Start of EXERCISE MATERIALS
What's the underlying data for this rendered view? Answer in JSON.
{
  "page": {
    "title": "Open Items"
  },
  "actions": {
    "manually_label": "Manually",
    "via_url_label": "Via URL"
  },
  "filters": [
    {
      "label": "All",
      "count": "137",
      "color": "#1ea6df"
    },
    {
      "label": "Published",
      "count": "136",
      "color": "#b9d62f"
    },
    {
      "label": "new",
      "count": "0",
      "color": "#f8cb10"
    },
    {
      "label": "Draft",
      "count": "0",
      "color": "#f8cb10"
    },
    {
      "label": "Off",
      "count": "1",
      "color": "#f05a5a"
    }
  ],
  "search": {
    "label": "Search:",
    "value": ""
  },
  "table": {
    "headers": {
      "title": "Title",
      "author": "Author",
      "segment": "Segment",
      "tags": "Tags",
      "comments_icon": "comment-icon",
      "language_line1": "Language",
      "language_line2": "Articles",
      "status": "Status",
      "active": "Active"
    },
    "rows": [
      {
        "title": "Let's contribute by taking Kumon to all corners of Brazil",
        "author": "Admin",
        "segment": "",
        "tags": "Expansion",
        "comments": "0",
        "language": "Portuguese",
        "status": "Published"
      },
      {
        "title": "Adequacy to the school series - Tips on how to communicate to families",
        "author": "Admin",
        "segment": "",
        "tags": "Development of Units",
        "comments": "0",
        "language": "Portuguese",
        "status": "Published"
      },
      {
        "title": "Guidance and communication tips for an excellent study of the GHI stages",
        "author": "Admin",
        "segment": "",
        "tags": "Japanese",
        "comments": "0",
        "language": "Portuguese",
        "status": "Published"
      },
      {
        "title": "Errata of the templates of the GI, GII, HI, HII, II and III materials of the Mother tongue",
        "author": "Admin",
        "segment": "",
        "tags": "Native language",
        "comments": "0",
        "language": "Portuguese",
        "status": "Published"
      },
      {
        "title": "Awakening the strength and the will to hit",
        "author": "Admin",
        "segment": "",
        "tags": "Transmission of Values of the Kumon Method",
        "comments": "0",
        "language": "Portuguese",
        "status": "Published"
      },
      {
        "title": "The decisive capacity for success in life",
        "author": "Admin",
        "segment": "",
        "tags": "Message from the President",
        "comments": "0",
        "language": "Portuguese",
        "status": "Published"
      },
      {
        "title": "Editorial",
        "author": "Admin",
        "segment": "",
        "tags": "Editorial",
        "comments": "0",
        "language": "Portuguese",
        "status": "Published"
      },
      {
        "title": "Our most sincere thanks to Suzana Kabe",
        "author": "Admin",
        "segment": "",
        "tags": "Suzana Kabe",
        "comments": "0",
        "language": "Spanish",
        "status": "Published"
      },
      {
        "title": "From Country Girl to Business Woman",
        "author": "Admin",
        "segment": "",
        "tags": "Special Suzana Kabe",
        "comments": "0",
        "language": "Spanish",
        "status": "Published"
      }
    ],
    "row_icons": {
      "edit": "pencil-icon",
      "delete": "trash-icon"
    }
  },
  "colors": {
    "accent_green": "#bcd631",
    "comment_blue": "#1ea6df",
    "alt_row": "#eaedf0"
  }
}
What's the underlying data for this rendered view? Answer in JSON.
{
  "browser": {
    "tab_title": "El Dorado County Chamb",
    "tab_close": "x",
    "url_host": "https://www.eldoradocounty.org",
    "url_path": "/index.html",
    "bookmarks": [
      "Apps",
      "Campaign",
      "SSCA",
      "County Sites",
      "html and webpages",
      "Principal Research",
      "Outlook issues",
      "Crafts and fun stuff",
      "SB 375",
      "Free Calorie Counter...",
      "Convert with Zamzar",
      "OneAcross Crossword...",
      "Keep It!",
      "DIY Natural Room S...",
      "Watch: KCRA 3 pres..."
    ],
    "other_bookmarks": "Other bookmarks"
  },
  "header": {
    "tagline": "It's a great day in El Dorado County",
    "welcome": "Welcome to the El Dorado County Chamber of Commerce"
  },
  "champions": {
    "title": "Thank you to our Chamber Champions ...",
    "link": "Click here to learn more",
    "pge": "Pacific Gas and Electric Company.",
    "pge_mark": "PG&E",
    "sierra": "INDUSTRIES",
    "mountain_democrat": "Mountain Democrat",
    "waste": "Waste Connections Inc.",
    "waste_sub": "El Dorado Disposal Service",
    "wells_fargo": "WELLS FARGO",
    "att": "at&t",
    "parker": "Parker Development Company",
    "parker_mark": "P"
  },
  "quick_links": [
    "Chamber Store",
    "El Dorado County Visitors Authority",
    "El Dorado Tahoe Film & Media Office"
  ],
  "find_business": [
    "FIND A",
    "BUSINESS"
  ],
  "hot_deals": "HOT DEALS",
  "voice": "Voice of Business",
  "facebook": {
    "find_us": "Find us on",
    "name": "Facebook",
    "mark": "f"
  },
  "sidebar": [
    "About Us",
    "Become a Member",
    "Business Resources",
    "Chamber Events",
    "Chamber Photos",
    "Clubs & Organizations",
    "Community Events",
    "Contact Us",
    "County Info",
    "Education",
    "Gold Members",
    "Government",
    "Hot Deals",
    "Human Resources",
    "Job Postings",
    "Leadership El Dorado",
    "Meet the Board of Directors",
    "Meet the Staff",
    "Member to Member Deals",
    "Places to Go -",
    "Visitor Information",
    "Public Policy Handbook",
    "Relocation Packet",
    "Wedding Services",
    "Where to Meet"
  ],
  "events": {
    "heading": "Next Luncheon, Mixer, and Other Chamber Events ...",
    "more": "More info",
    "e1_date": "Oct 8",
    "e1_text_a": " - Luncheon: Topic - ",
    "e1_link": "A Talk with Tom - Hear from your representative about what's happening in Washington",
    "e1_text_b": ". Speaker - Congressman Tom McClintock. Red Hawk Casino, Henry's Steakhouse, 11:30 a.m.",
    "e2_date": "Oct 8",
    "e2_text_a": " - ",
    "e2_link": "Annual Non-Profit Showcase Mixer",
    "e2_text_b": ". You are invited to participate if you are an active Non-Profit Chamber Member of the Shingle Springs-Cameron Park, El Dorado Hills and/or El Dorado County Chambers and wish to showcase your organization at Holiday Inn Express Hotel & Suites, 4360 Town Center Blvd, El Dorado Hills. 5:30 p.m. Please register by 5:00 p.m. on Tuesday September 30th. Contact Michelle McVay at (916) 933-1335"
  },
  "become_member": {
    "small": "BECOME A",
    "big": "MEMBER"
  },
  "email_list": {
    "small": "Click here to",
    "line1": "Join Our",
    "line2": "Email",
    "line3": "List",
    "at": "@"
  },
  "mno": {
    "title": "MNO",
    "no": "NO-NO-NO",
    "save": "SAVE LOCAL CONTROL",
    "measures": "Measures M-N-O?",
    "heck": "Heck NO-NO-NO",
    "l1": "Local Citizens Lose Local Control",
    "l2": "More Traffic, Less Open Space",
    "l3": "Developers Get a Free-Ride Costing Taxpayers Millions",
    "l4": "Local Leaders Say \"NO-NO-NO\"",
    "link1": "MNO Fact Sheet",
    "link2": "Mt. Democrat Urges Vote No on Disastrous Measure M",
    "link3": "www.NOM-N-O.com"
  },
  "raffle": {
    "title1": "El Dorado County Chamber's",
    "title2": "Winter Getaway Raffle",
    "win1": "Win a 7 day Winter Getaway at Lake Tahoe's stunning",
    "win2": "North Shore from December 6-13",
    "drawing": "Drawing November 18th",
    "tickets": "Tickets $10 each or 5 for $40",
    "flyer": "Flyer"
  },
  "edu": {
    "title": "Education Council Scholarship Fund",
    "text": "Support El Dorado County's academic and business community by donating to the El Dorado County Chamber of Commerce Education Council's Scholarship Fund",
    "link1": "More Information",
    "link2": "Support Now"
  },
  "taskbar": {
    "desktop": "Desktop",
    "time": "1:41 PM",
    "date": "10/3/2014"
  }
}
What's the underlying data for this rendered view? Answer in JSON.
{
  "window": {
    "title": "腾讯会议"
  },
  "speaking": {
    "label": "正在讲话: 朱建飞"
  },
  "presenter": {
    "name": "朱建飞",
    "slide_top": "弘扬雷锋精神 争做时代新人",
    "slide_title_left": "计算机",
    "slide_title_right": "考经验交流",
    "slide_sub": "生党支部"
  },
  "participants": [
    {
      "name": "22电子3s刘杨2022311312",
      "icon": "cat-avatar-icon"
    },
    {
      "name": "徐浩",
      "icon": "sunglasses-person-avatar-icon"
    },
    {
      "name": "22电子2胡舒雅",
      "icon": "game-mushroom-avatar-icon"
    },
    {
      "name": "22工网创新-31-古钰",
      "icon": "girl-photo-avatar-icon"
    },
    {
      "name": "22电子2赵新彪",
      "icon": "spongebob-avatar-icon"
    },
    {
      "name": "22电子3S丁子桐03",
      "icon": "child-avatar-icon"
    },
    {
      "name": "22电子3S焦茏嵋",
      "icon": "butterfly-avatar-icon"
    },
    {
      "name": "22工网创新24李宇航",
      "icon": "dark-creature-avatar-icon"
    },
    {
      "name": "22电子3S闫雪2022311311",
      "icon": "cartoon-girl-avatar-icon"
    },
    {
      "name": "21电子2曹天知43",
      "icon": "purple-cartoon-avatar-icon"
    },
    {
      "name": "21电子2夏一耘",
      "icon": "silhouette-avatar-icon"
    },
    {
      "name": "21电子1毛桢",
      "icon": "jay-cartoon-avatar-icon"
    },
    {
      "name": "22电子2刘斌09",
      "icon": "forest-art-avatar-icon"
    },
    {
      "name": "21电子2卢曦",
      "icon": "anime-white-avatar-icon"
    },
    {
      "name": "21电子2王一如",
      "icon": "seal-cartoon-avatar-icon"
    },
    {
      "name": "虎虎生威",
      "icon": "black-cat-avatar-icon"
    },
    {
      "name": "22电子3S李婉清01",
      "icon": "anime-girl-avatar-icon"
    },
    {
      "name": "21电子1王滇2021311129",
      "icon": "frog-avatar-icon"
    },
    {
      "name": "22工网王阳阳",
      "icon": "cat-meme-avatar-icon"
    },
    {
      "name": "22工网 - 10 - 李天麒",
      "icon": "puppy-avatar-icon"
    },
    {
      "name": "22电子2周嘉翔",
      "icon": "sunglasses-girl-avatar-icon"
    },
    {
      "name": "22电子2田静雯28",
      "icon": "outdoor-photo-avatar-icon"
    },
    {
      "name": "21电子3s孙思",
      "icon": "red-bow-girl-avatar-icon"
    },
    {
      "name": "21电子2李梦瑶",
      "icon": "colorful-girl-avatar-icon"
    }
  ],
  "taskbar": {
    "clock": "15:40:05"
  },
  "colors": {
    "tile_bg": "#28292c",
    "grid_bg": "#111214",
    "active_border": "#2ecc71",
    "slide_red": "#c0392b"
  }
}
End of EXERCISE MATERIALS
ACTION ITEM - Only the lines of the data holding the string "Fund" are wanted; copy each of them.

PROBLEM SOLUTION -
    "title": "Education Council Scholarship Fund",
    "text": "Support El Dorado County's academic and business community by donating to the El Dorado County Chamber of Commerce Education Council's Scholarship Fund",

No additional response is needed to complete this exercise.